By Will Wray | Rhode Island recently adopted a law prohibiting physicians and their employers from agreeing to non-competition clauses (also called “restrictive covenants”) in their contracts.
Prior the law’s passage, physician non-competition agreements might have included one or more common restrictions: the physician might agree that for some time after she leaves her employer, she will (1) not practice in the same geographic area as the employer, (2) not practice medicine at all for some time after leaving the employer, and/or (3) not solicit patients that she treated or learned about while at the employer. The new law renders void all such agreements, and more broadly “any restriction of the right of [a] physician to practice medicine” that may be contained in an employment agreement.
Rhode Island is not the first state to prohibit such agreements. Massachusetts has a similar law. (See here). Connecticut did not outright ban physician non-competition agreements, but recently curtailed the acceptable scope of a non-compete agreement. (Roughly speaking, the Connecticut law limits the duration of allowable non-competes to one year, and the allowable geographic scope to 15 miles. See here). New York has a similar law. Other states have banned or nearly banned physician non-competes through judge-made law. For example, in 2005 an Idaho court declined to establish a categorical ban on non-competes, but held that patients have a “highly personal relationship” with their physicians, and limited non-competes if they violate “patients’ interest in continuity of care and access to the health provider of their choice.”

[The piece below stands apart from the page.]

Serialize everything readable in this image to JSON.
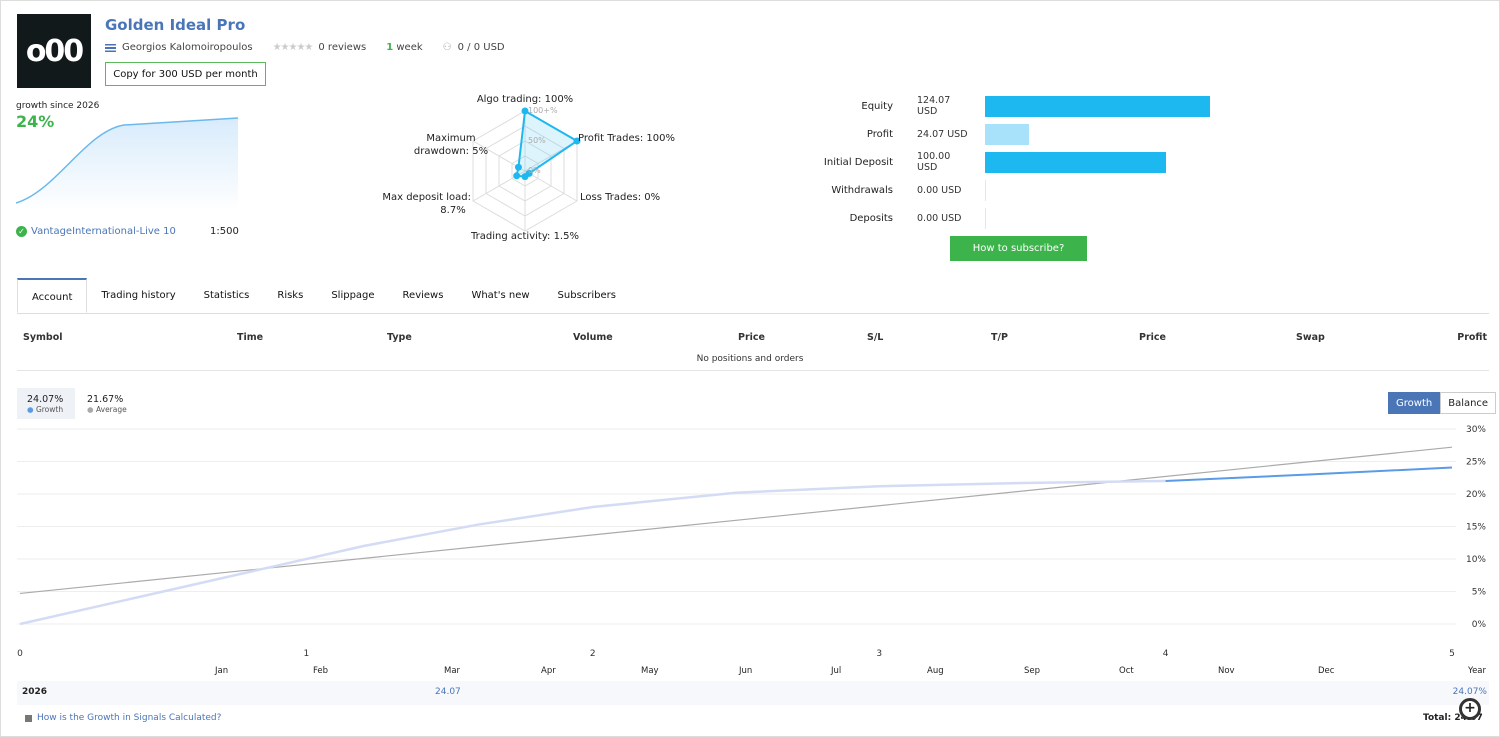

Doctors are not the only type of professionals that cannot agree to non-competition agreements with their employers. A similar ban exists for attorney non-competition agreements. Proponents of laws that ban such agreements might argue that patient care (or client care, in the case of an attorney) should trump all other considerations. Further, some believe that a state that bars non-competes will attract and keep the most talented individual doctors.
Detractors of the law may include employers of physicians (a group that includes many physicians in and of itself). Employers who favor non-competes may argue that the compensation agreements they have already entered into with their physicians includes consideration for the physicians’ contractual promise not to compete – one method of protecting their business interests and trade secrets – if they leave. It is possible that employers of physicians may change the way that they structure their practice and handle client information to reduce the risk of a new physician joining the practice, receiving valuable training, meeting patients, and then leaving and starting or joining a new practice.
For more info, contact Will Wray at email@example.com .